*** Opening DATASET RECORDS ***
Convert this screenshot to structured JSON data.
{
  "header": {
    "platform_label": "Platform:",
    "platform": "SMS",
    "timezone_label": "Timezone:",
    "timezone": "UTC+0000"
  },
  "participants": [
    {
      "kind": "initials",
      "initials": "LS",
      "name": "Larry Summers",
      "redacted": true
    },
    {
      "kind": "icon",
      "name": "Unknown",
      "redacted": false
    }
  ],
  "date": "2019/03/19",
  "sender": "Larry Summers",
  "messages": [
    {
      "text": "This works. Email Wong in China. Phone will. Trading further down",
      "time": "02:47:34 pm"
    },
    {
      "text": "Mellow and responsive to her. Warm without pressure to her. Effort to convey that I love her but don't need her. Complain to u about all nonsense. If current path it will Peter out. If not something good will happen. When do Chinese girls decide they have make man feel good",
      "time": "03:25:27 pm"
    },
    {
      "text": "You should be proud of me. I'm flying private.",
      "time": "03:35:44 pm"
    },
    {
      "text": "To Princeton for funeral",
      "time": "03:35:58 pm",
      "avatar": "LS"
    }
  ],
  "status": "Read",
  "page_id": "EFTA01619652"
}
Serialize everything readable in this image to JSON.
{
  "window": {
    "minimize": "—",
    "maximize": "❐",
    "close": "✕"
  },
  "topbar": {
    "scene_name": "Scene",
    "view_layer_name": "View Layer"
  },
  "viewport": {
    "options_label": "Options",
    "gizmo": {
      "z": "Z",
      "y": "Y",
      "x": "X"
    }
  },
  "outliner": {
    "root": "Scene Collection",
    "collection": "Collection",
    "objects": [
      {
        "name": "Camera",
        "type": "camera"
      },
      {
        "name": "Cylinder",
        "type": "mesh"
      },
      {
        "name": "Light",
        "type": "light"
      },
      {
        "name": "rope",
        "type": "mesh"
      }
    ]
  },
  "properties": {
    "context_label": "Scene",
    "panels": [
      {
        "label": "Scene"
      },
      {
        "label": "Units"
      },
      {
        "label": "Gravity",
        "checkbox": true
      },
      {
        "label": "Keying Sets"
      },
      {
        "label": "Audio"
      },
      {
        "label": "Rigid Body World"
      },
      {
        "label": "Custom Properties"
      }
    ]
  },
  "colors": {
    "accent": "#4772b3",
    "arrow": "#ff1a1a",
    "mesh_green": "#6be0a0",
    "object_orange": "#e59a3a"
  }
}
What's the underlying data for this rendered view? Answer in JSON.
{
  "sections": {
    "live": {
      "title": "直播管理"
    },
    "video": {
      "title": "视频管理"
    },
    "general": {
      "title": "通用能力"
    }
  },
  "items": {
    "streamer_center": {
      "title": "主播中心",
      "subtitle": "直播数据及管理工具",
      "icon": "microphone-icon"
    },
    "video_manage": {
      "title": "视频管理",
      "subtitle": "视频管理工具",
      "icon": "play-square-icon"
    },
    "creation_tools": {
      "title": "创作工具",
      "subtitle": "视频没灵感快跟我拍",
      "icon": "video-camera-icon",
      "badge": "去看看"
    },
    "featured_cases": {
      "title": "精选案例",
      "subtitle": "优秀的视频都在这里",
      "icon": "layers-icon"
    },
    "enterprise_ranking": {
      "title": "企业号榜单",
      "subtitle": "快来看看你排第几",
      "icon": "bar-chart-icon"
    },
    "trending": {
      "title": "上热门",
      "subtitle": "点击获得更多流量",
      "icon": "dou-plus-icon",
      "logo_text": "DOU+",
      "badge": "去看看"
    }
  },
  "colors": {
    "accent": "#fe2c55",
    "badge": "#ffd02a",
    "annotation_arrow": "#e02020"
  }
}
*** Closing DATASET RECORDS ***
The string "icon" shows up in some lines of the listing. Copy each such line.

### OUTPUT OF THE TASK
      "kind": "icon",
      "icon": "microphone-icon"
      "icon": "play-square-icon"
      "icon": "video-camera-icon",
      "icon": "layers-icon"
      "icon": "bar-chart-icon"
      "icon": "dou-plus-icon",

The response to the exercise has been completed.